Trans Fatty Acids
Until now, trans fat didn't get the attention its infamous cousin, saturated fat, earned through government warnings and labels. That's about to change, now that the government is requiring food labels to reveal exact levels of the artery clogger. Doughnuts, french fries, crackers and fried chicken are just some of the tasty foods that include trans fat. But it is as dangerous to the heart as saturated fat and many doctors consider it worse. Food and Drug Administration regulations unveiled on 9th require nutrition labels to include a new line listing the amount of trans fat in each food right under the amount of saturated fat. Studies have suggested that trans fats may be worse for the heart than unhealthy saturated fats. They can raise levels of "bad" LDL cholesterol and lower levels of "good" HDL cholesterol.
Research shows that violent behavior toward a romantic partner is difficult to change. More needs to be done to develop prevention programs that identify major risk factors for partner violence before adult relationships develop. According to a report in the August issue of the Journal of Consulting and Clinical Psychology, published by the American Psychological Association (APA), children who regularly receive excessive punishment and who witness their parents using violence against each other are at increased risk of being involved in an abusive relationship as an adult. The 20-year study followed children into adult romantic relationships. In partner violence cases that result in injury, the study finds that being the victim of physical abuse and conduct disorders as a child are also important risk factors.
Coronary Heart Disease
Diet v. Statin Drugs
A low-fat vegetarian diet may lower bad cholesterol levels as well as widely-prescribed statin drugs. That's the finding of a small study published in the Journal of the American Medical Association that reinforces a non-drug approach for people who can't or don't want to take cholesterol-lowering medications. The study looked at 46 men and women with high cholesterol. Sixteen of the participants were assigned to eat a strict vegetarian diet high in fiber, soy protein, almonds, and other foods shown to be beneficial to healthy cholesterol levels. Another 16 people followed a very low-fat but not vegetarian diet, and the remaining 14 followed the low-fat diet and also took 20 milligrams of the statin drug lovastatin daily. At the end of the month, people in the vegetarian group had an average drop in LDL cholesterol of 28.6 percent, while those in the low-fat-plus-statin group had a 30.9 percent reduction in LDL levels.
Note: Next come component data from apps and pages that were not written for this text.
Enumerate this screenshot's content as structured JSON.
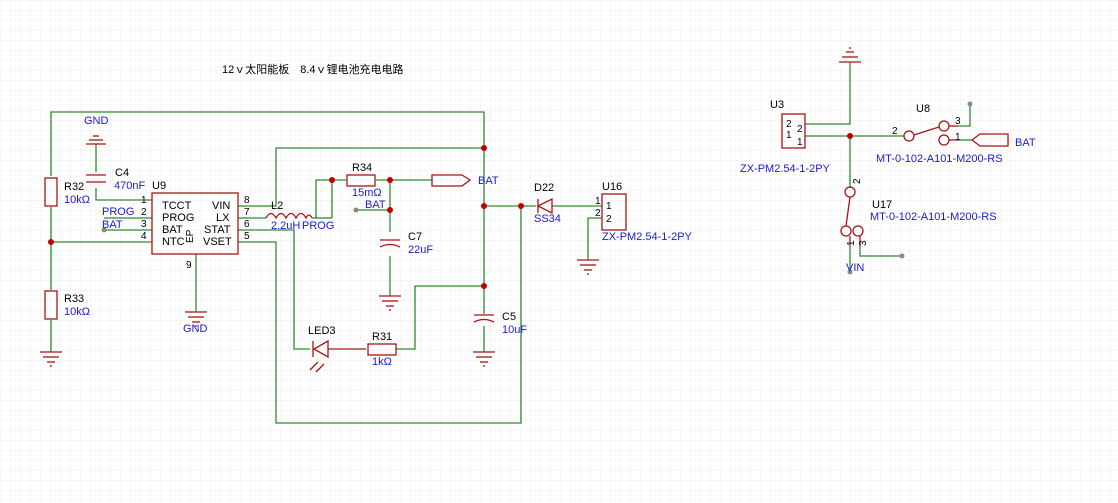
{
  "title": "12ｖ太阳能板　8.4ｖ锂电池充电电路",
  "colors": {
    "wire": "#2e8b2e",
    "part": "#a81414",
    "ref_text": "#000000",
    "value_text": "#1a1ad6",
    "junction": "#c00000",
    "grid": "#e6e6e6"
  },
  "u9": {
    "ref": "U9",
    "pins_left": [
      "TCCT",
      "PROG",
      "BAT",
      "NTC"
    ],
    "pins_right": [
      "VIN",
      "LX",
      "STAT",
      "VSET"
    ],
    "num_left": [
      "1",
      "2",
      "3",
      "4"
    ],
    "num_right": [
      "8",
      "7",
      "6",
      "5"
    ],
    "num_bottom": "9",
    "ep": "EP"
  },
  "c4": {
    "ref": "C4",
    "value": "470nF"
  },
  "r32": {
    "ref": "R32",
    "value": "10kΩ"
  },
  "r33": {
    "ref": "R33",
    "value": "10kΩ"
  },
  "l2": {
    "ref": "L2",
    "value": "2.2uH"
  },
  "r34": {
    "ref": "R34",
    "value": "15mΩ"
  },
  "c7": {
    "ref": "C7",
    "value": "22uF"
  },
  "c5": {
    "ref": "C5",
    "value": "10uF"
  },
  "led3": {
    "ref": "LED3"
  },
  "r31": {
    "ref": "R31",
    "value": "1kΩ"
  },
  "d22": {
    "ref": "D22",
    "value": "SS34"
  },
  "u16": {
    "ref": "U16",
    "value": "ZX-PM2.54-1-2PY",
    "pins": [
      "1",
      "2"
    ]
  },
  "u3": {
    "ref": "U3",
    "value": "ZX-PM2.54-1-2PY",
    "pins": [
      "2",
      "1"
    ],
    "pin_nums": [
      "2",
      "1"
    ]
  },
  "u8": {
    "ref": "U8",
    "value": "MT-0-102-A101-M200-RS",
    "pins": [
      "2",
      "3",
      "1"
    ]
  },
  "u17": {
    "ref": "U17",
    "value": "MT-0-102-A101-M200-RS",
    "pins": [
      "2",
      "1",
      "3"
    ]
  },
  "nets": {
    "gnd": "GND",
    "prog": "PROG",
    "bat": "BAT",
    "vin": "VIN"
  }
}
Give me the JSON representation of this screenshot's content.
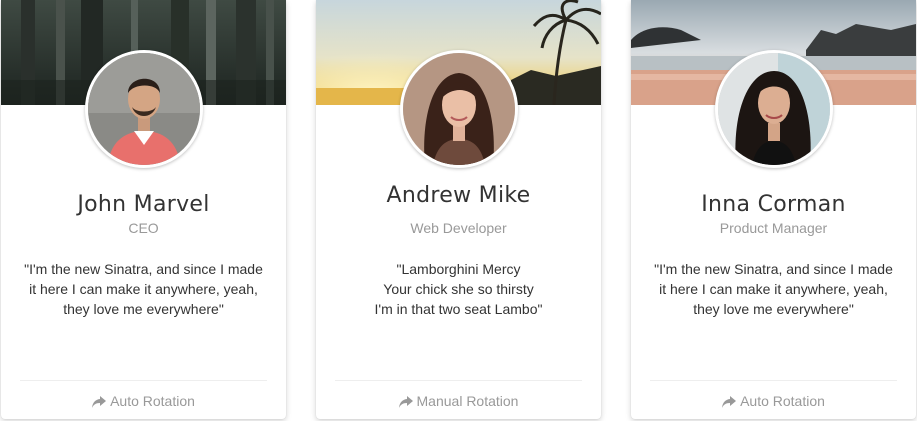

Both groups also had similar reductions in C-reactive protein, a marker of heart disease risk.
Bad News For Ice Cream Lovers
A study released the week of July 21 by the Center for Science in the Public Interest has some bad news for ice cream lovers. The study involved a nutritional analysis of ice cream treats offered at Baskin-Robbins, Cold Stone Creamery, Friendly's, Ben and Jerry's and TCBY. The study found that some of the regular sundaes and treats can have as much fat and calories as a rack of ribs, a steak dinner or two pan pizzas.
Edible Food Wrap
Music and Memory
Children with music training had significantly better verbal memory than their counterparts without such training, according to a new study, reported by psychologists at the Chinese University of Hong Kong, that appears in the July issue of Neuropsychology. The longer the training, the better the verbal memory. These findings underscore how, when experience changes a specific brain region, other skills that region supports may also benefit. This cognitive side effect may help people recovering from brain injury as well as healthy children.
Happy People are Immune to Cold
People who are energetic, happy and relaxed are less likely to catch colds, while those who are depressed, nervous or angry are more likely to complain about cold symptoms, whether or not they get bitten by the cold bug, according to a recent study reported by researchers from Carnegie Mellon University the July issue of Psychosomatic Medicine.
(Lead the world from wrong path to the right path, from ignorance to knowledge, from mortality to immortality and peace!)
One World One Family